Copy the records exactly. Every line must match.

◇ ◇ ◇

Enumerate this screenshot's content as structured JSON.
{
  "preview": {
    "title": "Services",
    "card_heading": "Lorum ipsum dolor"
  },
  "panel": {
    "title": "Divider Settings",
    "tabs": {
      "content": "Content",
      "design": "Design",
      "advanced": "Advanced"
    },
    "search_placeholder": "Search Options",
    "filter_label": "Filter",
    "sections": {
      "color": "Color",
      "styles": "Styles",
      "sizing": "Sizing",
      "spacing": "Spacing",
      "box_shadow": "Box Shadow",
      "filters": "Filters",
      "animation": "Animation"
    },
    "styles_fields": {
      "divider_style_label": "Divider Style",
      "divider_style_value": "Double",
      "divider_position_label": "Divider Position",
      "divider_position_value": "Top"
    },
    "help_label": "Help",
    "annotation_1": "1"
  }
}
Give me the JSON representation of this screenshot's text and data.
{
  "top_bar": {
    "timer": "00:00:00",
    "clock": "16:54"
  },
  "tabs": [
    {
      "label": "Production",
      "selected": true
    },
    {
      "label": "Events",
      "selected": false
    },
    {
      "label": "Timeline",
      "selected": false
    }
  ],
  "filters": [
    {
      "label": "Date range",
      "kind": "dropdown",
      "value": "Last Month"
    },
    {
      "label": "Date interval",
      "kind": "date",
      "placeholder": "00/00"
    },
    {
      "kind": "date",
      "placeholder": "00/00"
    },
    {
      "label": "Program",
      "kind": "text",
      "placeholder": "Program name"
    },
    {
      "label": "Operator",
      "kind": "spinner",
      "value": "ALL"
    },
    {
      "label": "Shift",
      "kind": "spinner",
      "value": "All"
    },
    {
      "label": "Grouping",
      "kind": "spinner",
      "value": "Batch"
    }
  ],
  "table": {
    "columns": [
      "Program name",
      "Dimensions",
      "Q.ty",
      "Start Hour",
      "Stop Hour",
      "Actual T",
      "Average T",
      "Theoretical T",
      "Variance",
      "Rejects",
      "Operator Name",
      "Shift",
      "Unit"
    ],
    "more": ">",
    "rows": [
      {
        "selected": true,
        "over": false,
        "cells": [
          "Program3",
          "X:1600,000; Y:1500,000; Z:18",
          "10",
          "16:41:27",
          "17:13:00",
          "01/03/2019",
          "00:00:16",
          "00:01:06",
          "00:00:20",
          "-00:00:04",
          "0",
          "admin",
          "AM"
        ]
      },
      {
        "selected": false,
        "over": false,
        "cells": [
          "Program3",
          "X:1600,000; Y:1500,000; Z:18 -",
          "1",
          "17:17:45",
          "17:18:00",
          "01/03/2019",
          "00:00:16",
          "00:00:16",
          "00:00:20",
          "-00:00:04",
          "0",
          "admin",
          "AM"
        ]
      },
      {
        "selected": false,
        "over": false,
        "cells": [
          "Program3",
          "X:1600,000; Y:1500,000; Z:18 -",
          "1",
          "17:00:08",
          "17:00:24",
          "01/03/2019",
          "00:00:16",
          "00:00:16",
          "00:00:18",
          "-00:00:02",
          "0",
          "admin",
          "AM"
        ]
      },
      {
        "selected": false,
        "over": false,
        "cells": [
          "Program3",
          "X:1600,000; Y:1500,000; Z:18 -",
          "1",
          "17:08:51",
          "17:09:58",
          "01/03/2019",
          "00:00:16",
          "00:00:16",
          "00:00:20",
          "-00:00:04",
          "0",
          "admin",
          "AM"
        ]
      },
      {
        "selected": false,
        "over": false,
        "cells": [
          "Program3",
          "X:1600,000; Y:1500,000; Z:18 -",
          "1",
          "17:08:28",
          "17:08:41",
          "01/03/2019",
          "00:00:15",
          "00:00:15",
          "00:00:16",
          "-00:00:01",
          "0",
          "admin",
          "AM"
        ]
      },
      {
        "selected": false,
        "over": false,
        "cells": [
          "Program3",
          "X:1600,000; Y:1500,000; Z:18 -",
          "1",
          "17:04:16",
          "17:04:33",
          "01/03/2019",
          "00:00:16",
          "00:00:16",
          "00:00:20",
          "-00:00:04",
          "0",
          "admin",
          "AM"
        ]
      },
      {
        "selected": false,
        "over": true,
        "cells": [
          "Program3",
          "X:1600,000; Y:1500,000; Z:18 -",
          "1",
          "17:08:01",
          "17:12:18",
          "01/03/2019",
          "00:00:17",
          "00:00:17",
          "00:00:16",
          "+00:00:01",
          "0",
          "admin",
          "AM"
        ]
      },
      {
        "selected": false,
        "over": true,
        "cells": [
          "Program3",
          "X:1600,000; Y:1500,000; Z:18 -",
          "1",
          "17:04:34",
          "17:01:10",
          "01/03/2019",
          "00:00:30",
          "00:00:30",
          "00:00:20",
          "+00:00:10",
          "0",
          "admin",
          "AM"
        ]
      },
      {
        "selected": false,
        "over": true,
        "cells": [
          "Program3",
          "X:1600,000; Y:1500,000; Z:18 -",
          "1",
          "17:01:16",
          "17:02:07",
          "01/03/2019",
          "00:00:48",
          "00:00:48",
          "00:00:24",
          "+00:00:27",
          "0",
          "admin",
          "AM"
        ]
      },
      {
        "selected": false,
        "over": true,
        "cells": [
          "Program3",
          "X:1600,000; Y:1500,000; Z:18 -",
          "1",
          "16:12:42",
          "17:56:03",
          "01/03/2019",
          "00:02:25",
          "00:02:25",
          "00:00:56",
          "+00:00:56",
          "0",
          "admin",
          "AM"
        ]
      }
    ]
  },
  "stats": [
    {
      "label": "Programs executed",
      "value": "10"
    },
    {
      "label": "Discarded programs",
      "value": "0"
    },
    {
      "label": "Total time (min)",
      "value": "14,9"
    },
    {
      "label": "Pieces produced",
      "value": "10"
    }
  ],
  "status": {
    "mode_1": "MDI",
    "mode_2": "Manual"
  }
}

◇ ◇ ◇

» Written response:
Enumerate this screenshot's content as structured JSON.
{
  "preview": {
    "title": "Services",
    "card_heading": "Lorum ipsum dolor"
  },
  "panel": {
    "title": "Divider Settings",
    "tabs": {
      "content": "Content",
      "design": "Design",
      "advanced": "Advanced"
    },
    "search_placeholder": "Search Options",
    "filter_label": "Filter",
    "sections": {
      "color": "Color",
      "styles": "Styles",
      "sizing": "Sizing",
      "spacing": "Spacing",
      "box_shadow": "Box Shadow",
      "filters": "Filters",
      "animation": "Animation"
    },
    "styles_fields": {
      "divider_style_label": "Divider Style",
      "divider_style_value": "Double",
      "divider_position_label": "Divider Position",
      "divider_position_value": "Top"
    },
    "help_label": "Help",
    "annotation_1": "1"
  }
}
Give me the JSON representation of this screenshot's text and data.
{
  "top_bar": {
    "timer": "00:00:00",
    "clock": "16:54"
  },
  "tabs": [
    {
      "label": "Production",
      "selected": true
    },
    {
      "label": "Events",
      "selected": false
    },
    {
      "label": "Timeline",
      "selected": false
    }
  ],
  "filters": [
    {
      "label": "Date range",
      "kind": "dropdown",
      "value": "Last Month"
    },
    {
      "label": "Date interval",
      "kind": "date",
      "placeholder": "00/00"
    },
    {
      "kind": "date",
      "placeholder": "00/00"
    },
    {
      "label": "Program",
      "kind": "text",
      "placeholder": "Program name"
    },
    {
      "label": "Operator",
      "kind": "spinner",
      "value": "ALL"
    },
    {
      "label": "Shift",
      "kind": "spinner",
      "value": "All"
    },
    {
      "label": "Grouping",
      "kind": "spinner",
      "value": "Batch"
    }
  ],
  "table": {
    "columns": [
      "Program name",
      "Dimensions",
      "Q.ty",
      "Start Hour",
      "Stop Hour",
      "Actual T",
      "Average T",
      "Theoretical T",
      "Variance",
      "Rejects",
      "Operator Name",
      "Shift",
      "Unit"
    ],
    "more": ">",
    "rows": [
      {
        "selected": true,
        "over": false,
        "cells": [
          "Program3",
          "X:1600,000; Y:1500,000; Z:18",
          "10",
          "16:41:27",
          "17:13:00",
          "01/03/2019",
          "00:00:16",
          "00:01:06",
          "00:00:20",
          "-00:00:04",
          "0",
          "admin",
          "AM"
        ]
      },
      {
        "selected": false,
        "over": false,
        "cells": [
          "Program3",
          "X:1600,000; Y:1500,000; Z:18 -",
          "1",
          "17:17:45",
          "17:18:00",
          "01/03/2019",
          "00:00:16",
          "00:00:16",
          "00:00:20",
          "-00:00:04",
          "0",
          "admin",
          "AM"
        ]
      },
      {
        "selected": false,
        "over": false,
        "cells": [
          "Program3",
          "X:1600,000; Y:1500,000; Z:18 -",
          "1",
          "17:00:08",
          "17:00:24",
          "01/03/2019",
          "00:00:16",
          "00:00:16",
          "00:00:18",
          "-00:00:02",
          "0",
          "admin",
          "AM"
        ]
      },
      {
        "selected": false,
        "over": false,
        "cells": [
          "Program3",
          "X:1600,000; Y:1500,000; Z:18 -",
          "1",
          "17:08:51",
          "17:09:58",
          "01/03/2019",
          "00:00:16",
          "00:00:16",
          "00:00:20",
          "-00:00:04",
          "0",
          "admin",
          "AM"
        ]
      },
      {
        "selected": false,
        "over": false,
        "cells": [
          "Program3",
          "X:1600,000; Y:1500,000; Z:18 -",
          "1",
          "17:08:28",
          "17:08:41",
          "01/03/2019",
          "00:00:15",
          "00:00:15",
          "00:00:16",
          "-00:00:01",
          "0",
          "admin",
          "AM"
        ]
      },
      {
        "selected": false,
        "over": false,
        "cells": [
          "Program3",
          "X:1600,000; Y:1500,000; Z:18 -",
          "1",
          "17:04:16",
          "17:04:33",
          "01/03/2019",
          "00:00:16",
          "00:00:16",
          "00:00:20",
          "-00:00:04",
          "0",
          "admin",
          "AM"
        ]
      },
      {
        "selected": false,
        "over": true,
        "cells": [
          "Program3",
          "X:1600,000; Y:1500,000; Z:18 -",
          "1",
          "17:08:01",
          "17:12:18",
          "01/03/2019",
          "00:00:17",
          "00:00:17",
          "00:00:16",
          "+00:00:01",
          "0",
          "admin",
          "AM"
        ]
      },
      {
        "selected": false,
        "over": true,
        "cells": [
          "Program3",
          "X:1600,000; Y:1500,000; Z:18 -",
          "1",
          "17:04:34",
          "17:01:10",
          "01/03/2019",
          "00:00:30",
          "00:00:30",
          "00:00:20",
          "+00:00:10",
          "0",
          "admin",
          "AM"
        ]
      },
      {
        "selected": false,
        "over": true,
        "cells": [
          "Program3",
          "X:1600,000; Y:1500,000; Z:18 -",
          "1",
          "17:01:16",
          "17:02:07",
          "01/03/2019",
          "00:00:48",
          "00:00:48",
          "00:00:24",
          "+00:00:27",
          "0",
          "admin",
          "AM"
        ]
      },
      {
        "selected": false,
        "over": true,
        "cells": [
          "Program3",
          "X:1600,000; Y:1500,000; Z:18 -",
          "1",
          "16:12:42",
          "17:56:03",
          "01/03/2019",
          "00:02:25",
          "00:02:25",
          "00:00:56",
          "+00:00:56",
          "0",
          "admin",
          "AM"
        ]
      }
    ]
  },
  "stats": [
    {
      "label": "Programs executed",
      "value": "10"
    },
    {
      "label": "Discarded programs",
      "value": "0"
    },
    {
      "label": "Total time (min)",
      "value": "14,9"
    },
    {
      "label": "Pieces produced",
      "value": "10"
    }
  ],
  "status": {
    "mode_1": "MDI",
    "mode_2": "Manual"
  }
}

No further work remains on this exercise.